Find the line below with "What data populates" and the line with "Parse this screenshot: output". Output exactly those lines and everything between them, leaving out the pictures.

**EXCERPTED DATA:**
===
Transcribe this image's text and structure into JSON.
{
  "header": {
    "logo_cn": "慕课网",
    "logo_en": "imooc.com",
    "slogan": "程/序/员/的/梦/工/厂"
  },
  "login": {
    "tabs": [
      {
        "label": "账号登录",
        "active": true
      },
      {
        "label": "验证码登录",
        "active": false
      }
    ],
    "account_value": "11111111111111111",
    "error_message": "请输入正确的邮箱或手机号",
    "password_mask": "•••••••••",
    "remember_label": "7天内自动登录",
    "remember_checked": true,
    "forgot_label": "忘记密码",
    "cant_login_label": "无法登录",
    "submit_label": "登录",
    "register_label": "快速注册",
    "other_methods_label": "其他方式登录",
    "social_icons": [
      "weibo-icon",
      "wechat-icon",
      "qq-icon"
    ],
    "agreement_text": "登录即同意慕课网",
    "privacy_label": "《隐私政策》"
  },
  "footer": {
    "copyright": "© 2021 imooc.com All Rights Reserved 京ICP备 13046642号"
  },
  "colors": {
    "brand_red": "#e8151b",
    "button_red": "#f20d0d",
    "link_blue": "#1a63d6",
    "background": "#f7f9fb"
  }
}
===
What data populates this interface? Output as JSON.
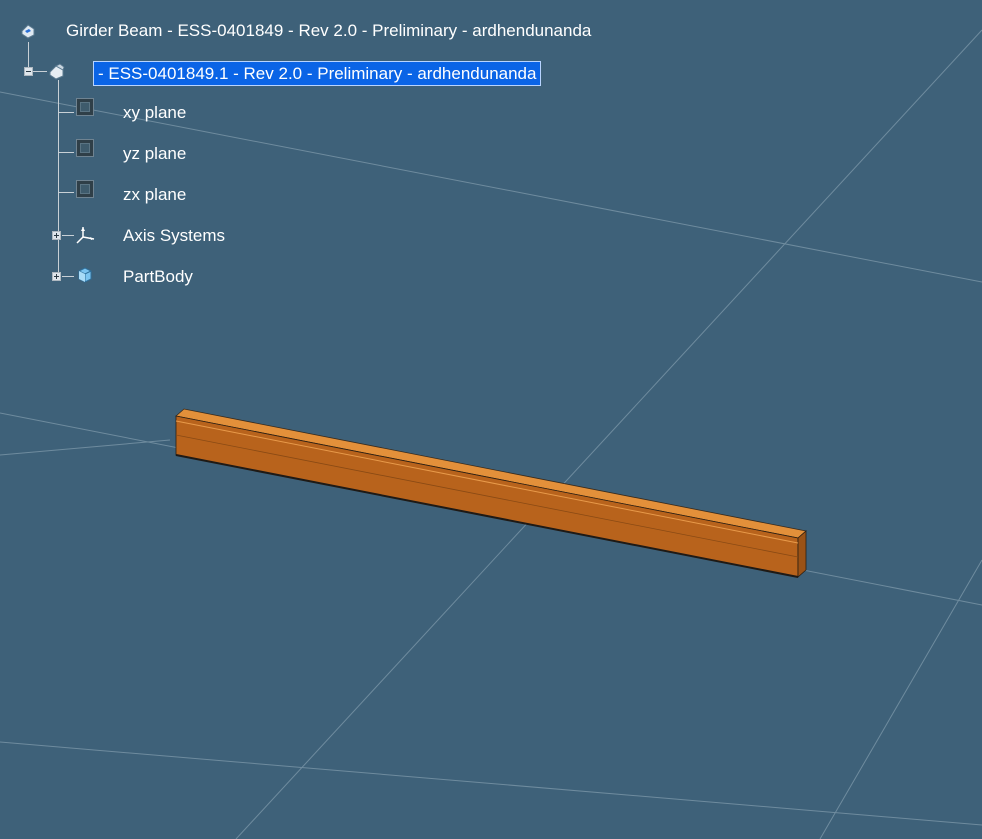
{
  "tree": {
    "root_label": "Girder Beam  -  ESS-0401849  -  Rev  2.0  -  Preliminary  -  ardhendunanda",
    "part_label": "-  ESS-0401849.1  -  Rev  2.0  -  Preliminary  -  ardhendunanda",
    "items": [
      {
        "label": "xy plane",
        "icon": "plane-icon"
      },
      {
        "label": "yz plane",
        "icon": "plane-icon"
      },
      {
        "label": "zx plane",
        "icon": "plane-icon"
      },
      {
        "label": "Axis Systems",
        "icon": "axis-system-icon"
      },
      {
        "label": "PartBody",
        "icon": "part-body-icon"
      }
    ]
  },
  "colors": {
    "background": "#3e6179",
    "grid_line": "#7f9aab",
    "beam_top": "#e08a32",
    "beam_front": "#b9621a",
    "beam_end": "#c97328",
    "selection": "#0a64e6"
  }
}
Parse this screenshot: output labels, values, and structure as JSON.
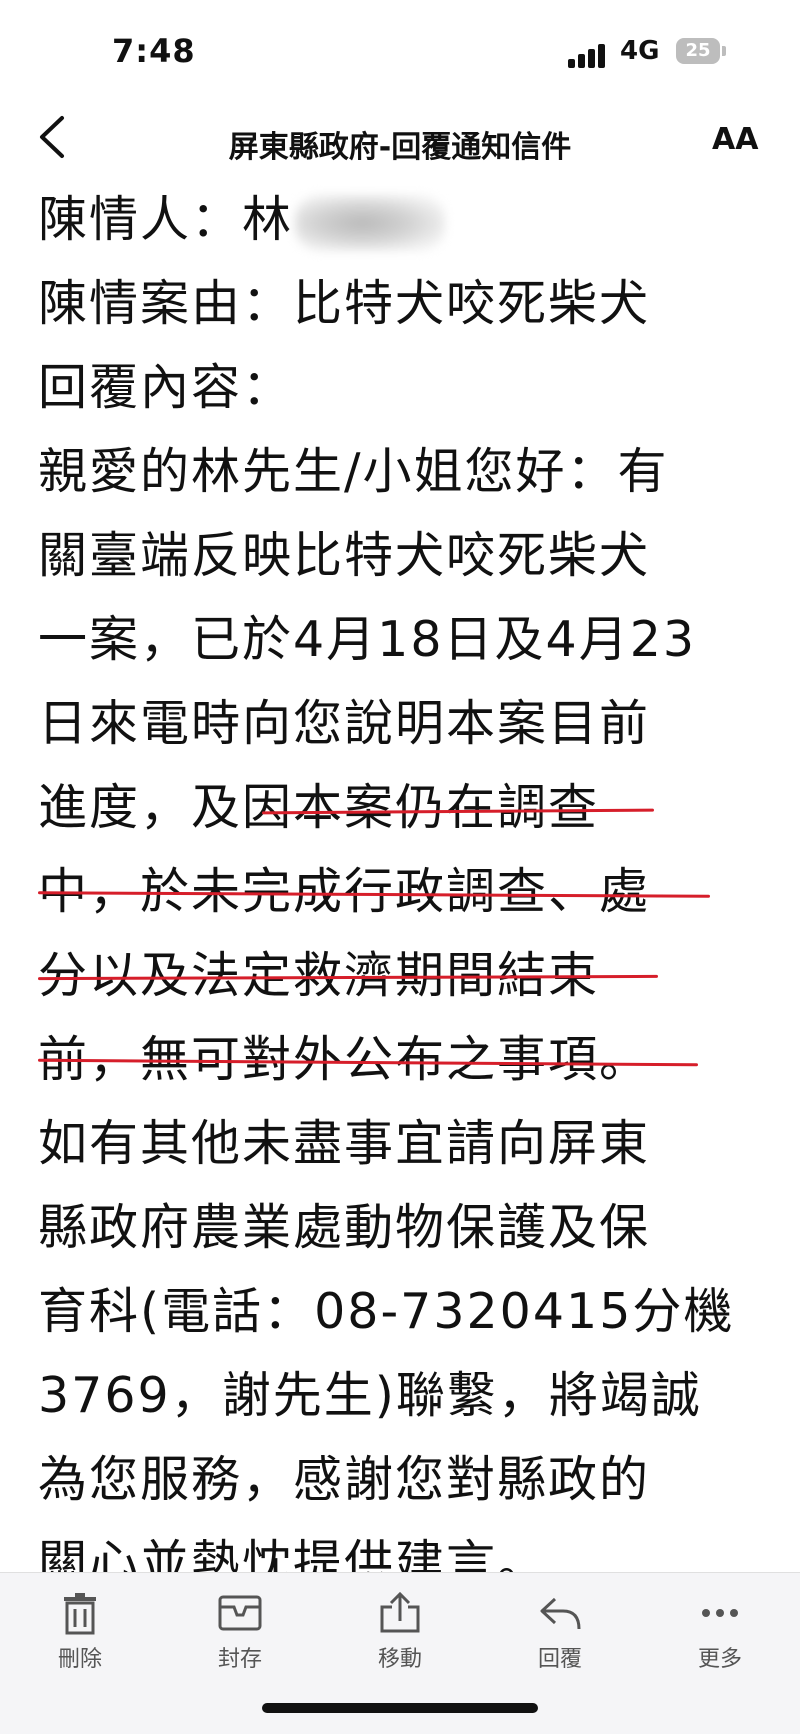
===
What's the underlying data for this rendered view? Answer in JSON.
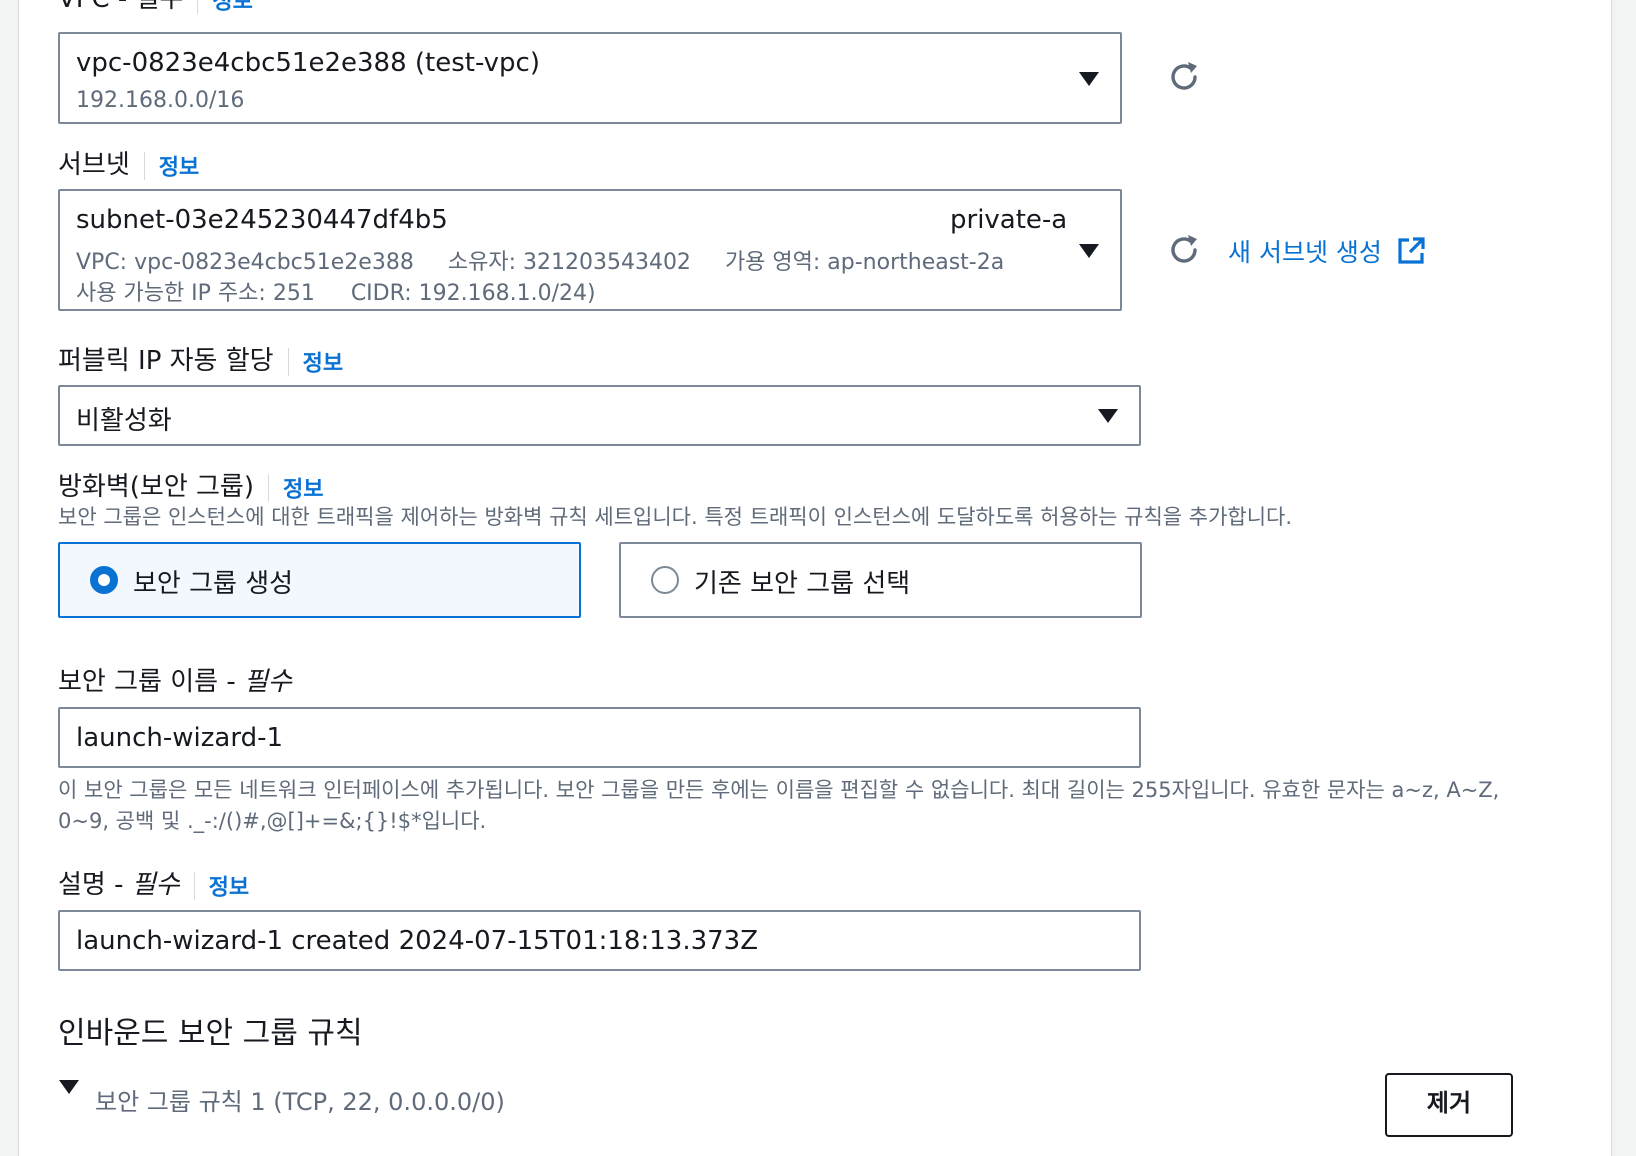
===
**RESULT OF THIS EXERCISE:**
What data populates this interface? Output as JSON.
{
  "tree": {
    "root_label": "Girder Beam  -  ESS-0401849  -  Rev  2.0  -  Preliminary  -  ardhendunanda",
    "part_label": "-  ESS-0401849.1  -  Rev  2.0  -  Preliminary  -  ardhendunanda",
    "items": [
      {
        "label": "xy plane",
        "icon": "plane-icon"
      },
      {
        "label": "yz plane",
        "icon": "plane-icon"
      },
      {
        "label": "zx plane",
        "icon": "plane-icon"
      },
      {
        "label": "Axis Systems",
        "icon": "axis-system-icon"
      },
      {
        "label": "PartBody",
        "icon": "part-body-icon"
      }
    ]
  },
  "colors": {
    "background": "#3e6179",
    "grid_line": "#7f9aab",
    "beam_top": "#e08a32",
    "beam_front": "#b9621a",
    "beam_end": "#c97328",
    "selection": "#0a64e6"
  }
}
Parse this screenshot: output labels, values, and structure as JSON.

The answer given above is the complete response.